§ **Working data**
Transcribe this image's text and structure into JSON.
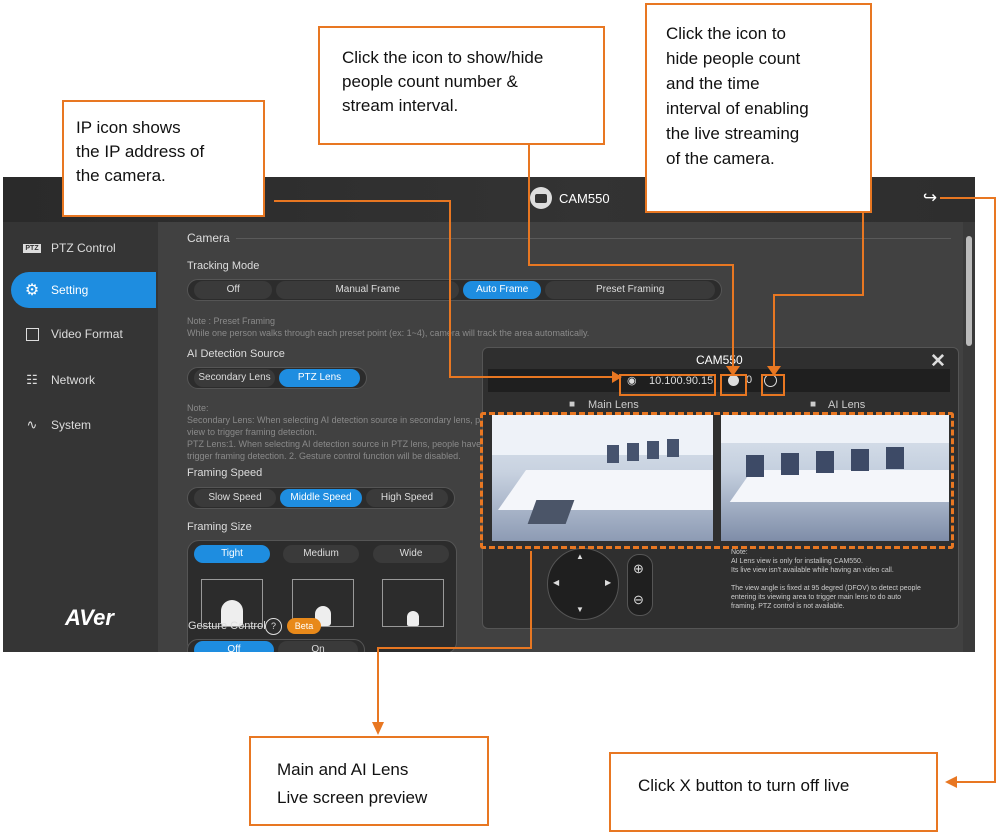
{
  "window": {
    "camera_name": "CAM550",
    "logout_icon": "logout-icon"
  },
  "sidebar": {
    "items": [
      {
        "label": "PTZ Control",
        "icon": "ptz-icon"
      },
      {
        "label": "Setting",
        "icon": "gear-icon"
      },
      {
        "label": "Video Format",
        "icon": "film-icon"
      },
      {
        "label": "Network",
        "icon": "network-icon"
      },
      {
        "label": "System",
        "icon": "pulse-icon"
      }
    ],
    "brand": "AVer"
  },
  "settings": {
    "section_title": "Camera",
    "tracking_mode": {
      "label": "Tracking Mode",
      "options": [
        "Off",
        "Manual Frame",
        "Auto Frame",
        "Preset Framing"
      ],
      "selected": "Auto Frame"
    },
    "preset_note": [
      "Note : Preset Framing",
      "While one person walks through each preset point (ex: 1~4), camera will track the area automatically."
    ],
    "ai_source": {
      "label": "AI Detection Source",
      "options": [
        "Secondary Lens",
        "PTZ Lens"
      ],
      "selected": "PTZ Lens"
    },
    "ai_note": [
      "Note:",
      "Secondary Lens: When selecting AI detection source in secondary lens, p",
      "view to trigger framing detection.",
      "PTZ Lens:1. When selecting AI detection source in PTZ lens, people have",
      "trigger framing detection. 2. Gesture control function will be disabled."
    ],
    "framing_speed": {
      "label": "Framing Speed",
      "options": [
        "Slow Speed",
        "Middle Speed",
        "High Speed"
      ],
      "selected": "Middle Speed"
    },
    "framing_size": {
      "label": "Framing Size",
      "options": [
        "Tight",
        "Medium",
        "Wide"
      ],
      "selected": "Tight"
    },
    "gesture": {
      "label": "Gesture Control",
      "badge": "Beta",
      "options": [
        "Off",
        "On"
      ],
      "selected": "Off"
    }
  },
  "popup": {
    "title": "CAM550",
    "ip": "10.100.90.15",
    "people_count": "0",
    "main_lens_label": "Main Lens",
    "ai_lens_label": "AI Lens",
    "note": [
      "Note:",
      "AI Lens view is only for installing CAM550.",
      "Its live view isn't available while having an video call.",
      "",
      "The view angle is fixed at 95 degred (DFOV) to detect people",
      "entering its viewing area to trigger main lens to do auto",
      "framing. PTZ control is not available."
    ]
  },
  "callouts": {
    "ip": [
      "IP icon shows",
      "the IP address of",
      "the camera."
    ],
    "show_hide": [
      "Click the icon to show/hide",
      "people count number &",
      "stream interval."
    ],
    "hide_count": [
      "Click the icon to",
      "hide people count",
      "and the time",
      "interval of enabling",
      "the live streaming",
      "of the camera."
    ],
    "preview": [
      "Main and AI Lens",
      "Live screen preview"
    ],
    "close": [
      "Click X button to turn off live"
    ]
  },
  "colors": {
    "accent_blue": "#1e8de0",
    "annotation_orange": "#e87722",
    "beta_badge": "#e8891a"
  }
}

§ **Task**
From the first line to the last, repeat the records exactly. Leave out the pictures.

§ **Reply to the task**
Transcribe this image's text and structure into JSON.
{
  "window": {
    "camera_name": "CAM550",
    "logout_icon": "logout-icon"
  },
  "sidebar": {
    "items": [
      {
        "label": "PTZ Control",
        "icon": "ptz-icon"
      },
      {
        "label": "Setting",
        "icon": "gear-icon"
      },
      {
        "label": "Video Format",
        "icon": "film-icon"
      },
      {
        "label": "Network",
        "icon": "network-icon"
      },
      {
        "label": "System",
        "icon": "pulse-icon"
      }
    ],
    "brand": "AVer"
  },
  "settings": {
    "section_title": "Camera",
    "tracking_mode": {
      "label": "Tracking Mode",
      "options": [
        "Off",
        "Manual Frame",
        "Auto Frame",
        "Preset Framing"
      ],
      "selected": "Auto Frame"
    },
    "preset_note": [
      "Note : Preset Framing",
      "While one person walks through each preset point (ex: 1~4), camera will track the area automatically."
    ],
    "ai_source": {
      "label": "AI Detection Source",
      "options": [
        "Secondary Lens",
        "PTZ Lens"
      ],
      "selected": "PTZ Lens"
    },
    "ai_note": [
      "Note:",
      "Secondary Lens: When selecting AI detection source in secondary lens, p",
      "view to trigger framing detection.",
      "PTZ Lens:1. When selecting AI detection source in PTZ lens, people have",
      "trigger framing detection. 2. Gesture control function will be disabled."
    ],
    "framing_speed": {
      "label": "Framing Speed",
      "options": [
        "Slow Speed",
        "Middle Speed",
        "High Speed"
      ],
      "selected": "Middle Speed"
    },
    "framing_size": {
      "label": "Framing Size",
      "options": [
        "Tight",
        "Medium",
        "Wide"
      ],
      "selected": "Tight"
    },
    "gesture": {
      "label": "Gesture Control",
      "badge": "Beta",
      "options": [
        "Off",
        "On"
      ],
      "selected": "Off"
    }
  },
  "popup": {
    "title": "CAM550",
    "ip": "10.100.90.15",
    "people_count": "0",
    "main_lens_label": "Main Lens",
    "ai_lens_label": "AI Lens",
    "note": [
      "Note:",
      "AI Lens view is only for installing CAM550.",
      "Its live view isn't available while having an video call.",
      "",
      "The view angle is fixed at 95 degred (DFOV) to detect people",
      "entering its viewing area to trigger main lens to do auto",
      "framing. PTZ control is not available."
    ]
  },
  "callouts": {
    "ip": [
      "IP icon shows",
      "the IP address of",
      "the camera."
    ],
    "show_hide": [
      "Click the icon to show/hide",
      "people count number &",
      "stream interval."
    ],
    "hide_count": [
      "Click the icon to",
      "hide people count",
      "and the time",
      "interval of enabling",
      "the live streaming",
      "of the camera."
    ],
    "preview": [
      "Main and AI Lens",
      "Live screen preview"
    ],
    "close": [
      "Click X button to turn off live"
    ]
  },
  "colors": {
    "accent_blue": "#1e8de0",
    "annotation_orange": "#e87722",
    "beta_badge": "#e8891a"
  }
}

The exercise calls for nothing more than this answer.